If your test is targeted to all devices, make sure that it is compatible with the user and that they won’t have trouble viewing your experience.
Your optimization tool should have a preview mode where you can view the test in different sizes that would fall under desktop, mobile and tablet.
If your test looks off in one of your device previews, then it must be addressed as soon as possible as that is exactly how it will look to the user once it is live.
QA your Test Before It Is Live
QAing can decide the success or failure of your test. Right before you set your test live, it is important to preview it and check if there are functional or visual errors. Like mentioned in the device compatibility section, your users will see it and it can decrease the chances that they will convert.
Your optimization tool should have a preview URL that lets you see how the experience will look once it is live.

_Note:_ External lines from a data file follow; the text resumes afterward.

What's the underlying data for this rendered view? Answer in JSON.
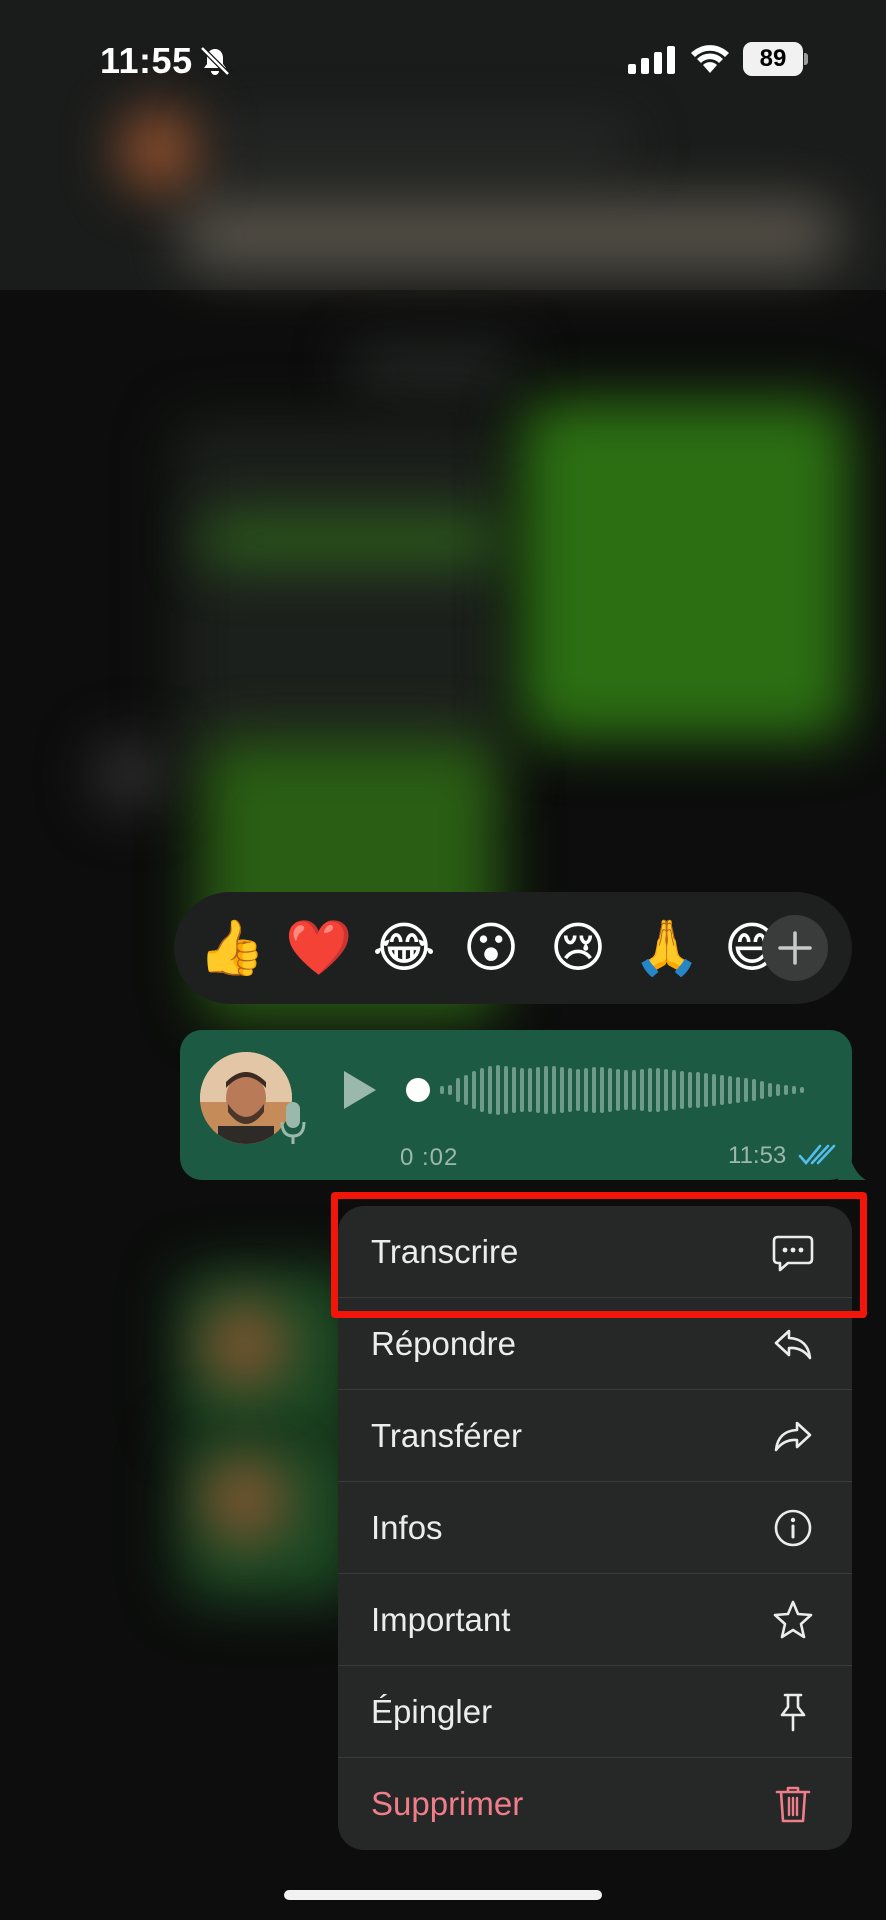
{
  "status_bar": {
    "time": "11:55",
    "battery_level": "89"
  },
  "reactions": {
    "emojis": [
      "👍",
      "❤️",
      "😂",
      "😮",
      "😢",
      "🙏",
      "😅"
    ]
  },
  "voice_message": {
    "duration": "0 :02",
    "time": "11:53",
    "colors": {
      "bubble": "#1c5a43",
      "ticks": "#53bdeb"
    }
  },
  "menu": {
    "items": [
      {
        "label": "Transcrire",
        "icon": "chat-bubble-icon"
      },
      {
        "label": "Répondre",
        "icon": "reply-icon"
      },
      {
        "label": "Transférer",
        "icon": "forward-icon"
      },
      {
        "label": "Infos",
        "icon": "info-icon"
      },
      {
        "label": "Important",
        "icon": "star-icon"
      },
      {
        "label": "Épingler",
        "icon": "pin-icon"
      },
      {
        "label": "Supprimer",
        "icon": "trash-icon",
        "destructive": true
      }
    ],
    "colors": {
      "destructive": "#f07d8a",
      "highlight": "#f2160a"
    }
  }
}
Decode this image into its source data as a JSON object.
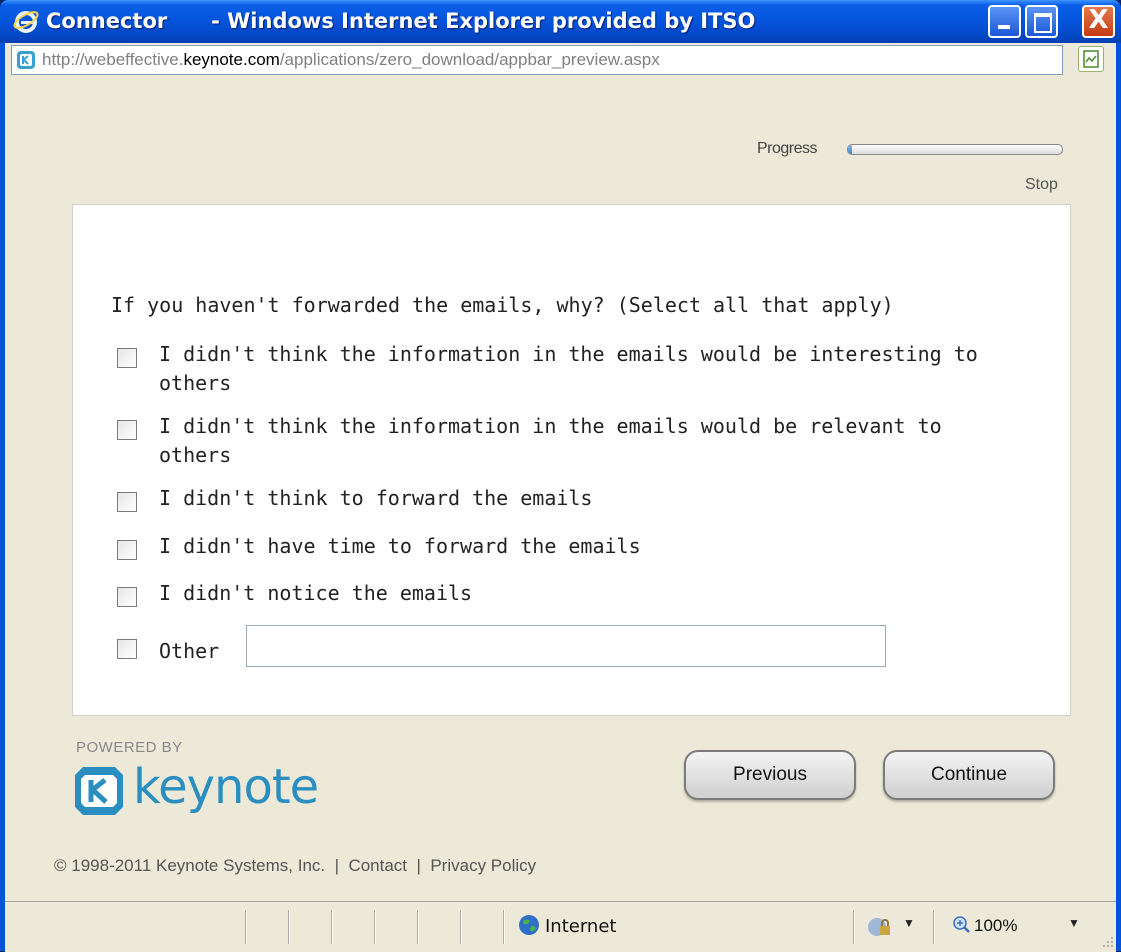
{
  "window": {
    "title": "Connector      - Windows Internet Explorer provided by ITSO",
    "close_glyph": "X"
  },
  "address": {
    "url_prefix": "http://webeffective.",
    "url_domain": "keynote.com",
    "url_path": "/applications/zero_download/appbar_preview.aspx"
  },
  "toolbar": {
    "progress_label": "Progress",
    "progress_fraction": 0.02,
    "stop_label": "Stop"
  },
  "survey": {
    "question": "If you haven't forwarded the emails, why? (Select all that apply)",
    "options": [
      {
        "label": "I didn't think the information in the emails would be interesting to others",
        "checked": false
      },
      {
        "label": "I didn't think the information in the emails would be relevant to others",
        "checked": false
      },
      {
        "label": "I didn't think to forward the emails",
        "checked": false
      },
      {
        "label": "I didn't have time to forward the emails",
        "checked": false
      },
      {
        "label": "I didn't notice the emails",
        "checked": false
      },
      {
        "label": "Other",
        "checked": false
      }
    ],
    "other_value": ""
  },
  "branding": {
    "powered_by": "POWERED BY",
    "logo_text": "keynote",
    "brand_color": "#2a8fc0"
  },
  "navigation": {
    "previous_label": "Previous",
    "continue_label": "Continue"
  },
  "footer": {
    "text": "© 1998-2011 Keynote Systems, Inc.  |  Contact  |  Privacy Policy"
  },
  "status": {
    "zone": "Internet",
    "zoom": "100%"
  }
}
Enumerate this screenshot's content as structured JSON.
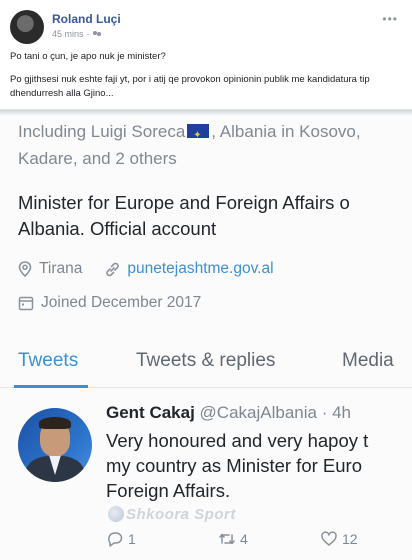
{
  "post": {
    "author": "Roland Luçi",
    "time": "45 mins",
    "separator": "·",
    "more": "•••",
    "text_line1": "Po tani o çun, je apo nuk je minister?",
    "text_line2": "Po gjithsesi nuk eshte faji yt, por i atij qe provokon opinionin publik me kandidatura tip dhendurresh alla Gjino..."
  },
  "profile": {
    "followers_line1_a": "Including Luigi Soreca",
    "followers_line1_b": ", Albania in Kosovo,",
    "followers_line2": "Kadare, and 2 others",
    "bio_line1": "Minister for Europe and Foreign Affairs o",
    "bio_line2": "Albania. Official account",
    "location": "Tirana",
    "website": "punetejashtme.gov.al",
    "joined": "Joined December 2017"
  },
  "tabs": [
    {
      "label": "Tweets",
      "active": true
    },
    {
      "label": "Tweets & replies",
      "active": false
    },
    {
      "label": "Media",
      "active": false
    }
  ],
  "tweet": {
    "name": "Gent Cakaj",
    "handle": "@CakajAlbania · 4h",
    "line1": "Very honoured and very hapoy t",
    "line2": "my country as Minister for Euro",
    "line3": "Foreign Affairs.",
    "replies": "1",
    "retweets": "4",
    "likes": "12"
  },
  "watermark": "Shkoora Sport",
  "colors": {
    "fb_link": "#385898",
    "twitter_blue": "#3d8fd1",
    "muted": "#7e8790"
  },
  "icons": [
    "friends-icon",
    "location-pin-icon",
    "link-icon",
    "calendar-icon",
    "reply-icon",
    "retweet-icon",
    "like-icon",
    "eu-flag-icon"
  ]
}
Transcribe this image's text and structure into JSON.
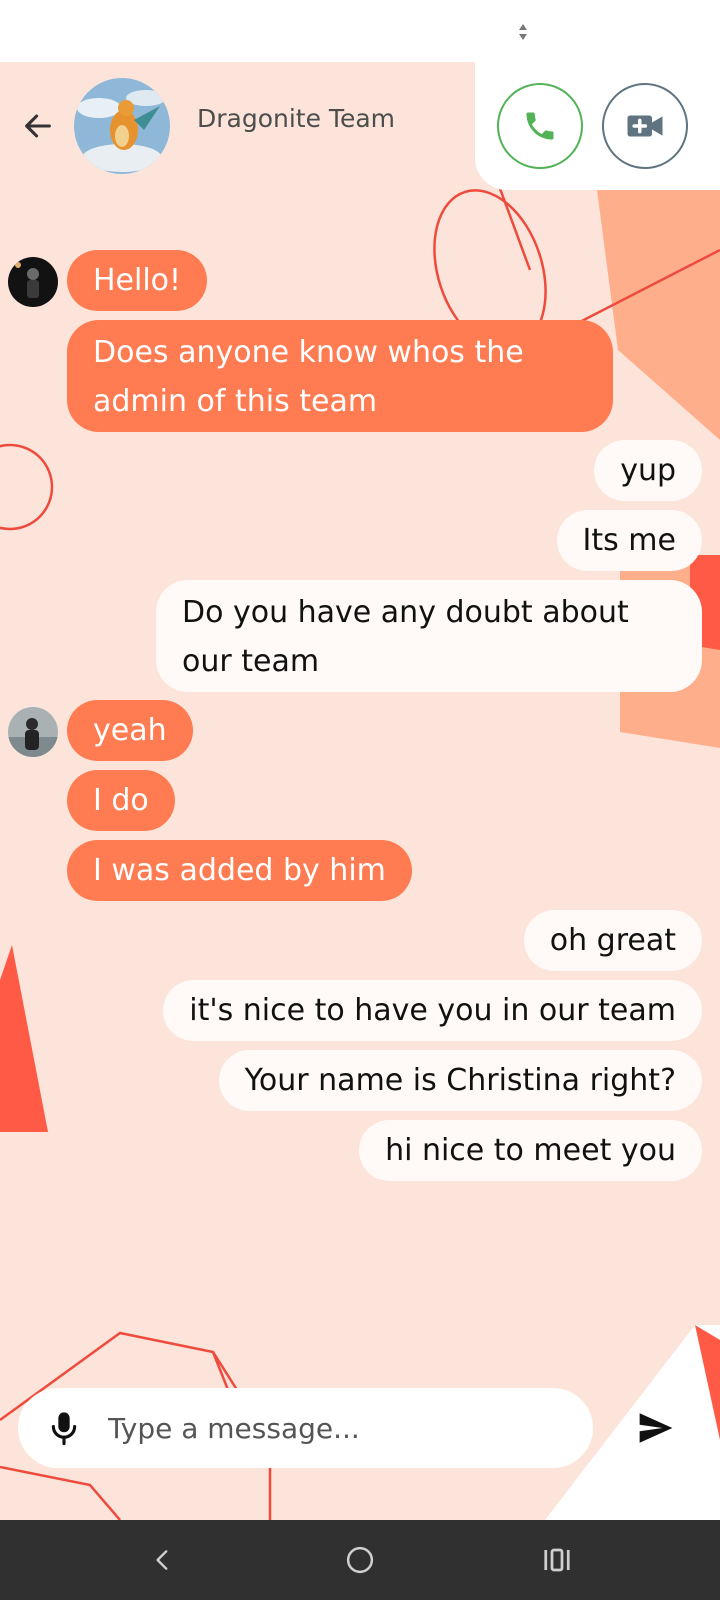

Sharing this link with multiple team members will give you an extra set of eyes that can point out possible errors.
Once your test passes QA, you are ready to set it live!
As you or the developer is setting up the test, it’s a good time to reflect on the importance of knowing your way around the optimization tool.
Tool training is essential for your CRO team. Even if your colleagues do not plan on setting up the tests, they should at least know their way around the testing tool. This can help avoid simple mistakes that one can make when setting up a test.
There are so many benefits of knowing how to use your tool. It can help you expand on your testing and take your business to the next level. Having that knowledge can help you run successful tests.
If you do end up making a mistake on your setup, use it as an opportunity to learn and expand your tool knowledge.
Reporting: Monitor the leading variant
Hooray, your test is now live! Now comes the fun part: monitoring the leading variant. At this stage you should be receiving valuable insight from the tool. But what do these numbers mean?
Depending on the optimization tool, you should see the control vs the variant on the left side and metrics on the right focused on your main goal. Pay attention to the statistical significance being measured on the test. This will tell you the likelihood of a result being caused by something other than chance. The lift is there to tell you the difference in the control and variant. Usually when the variant is leading your KPI will contain a positive lift. When the control is leading, you will see a negative lift.
|Sessions||Time on site||Bounce Rate||Visits to Booking Page||Conversion Rate|
It’s important to understand what the test is telling you. Doing so will help you decide the next steps for the running test.
It’s important to set up your CRO test for success. Doing so will help you elevate your testing and reduce any chances for error.
Janie, one of Tuff’s CRO strategists, focuses on improving websites and user experience via experimentation. Her go to catch phrase is “Let’s test it!” With the help of data, Janie can find areas of opportunity and help increase overall conversions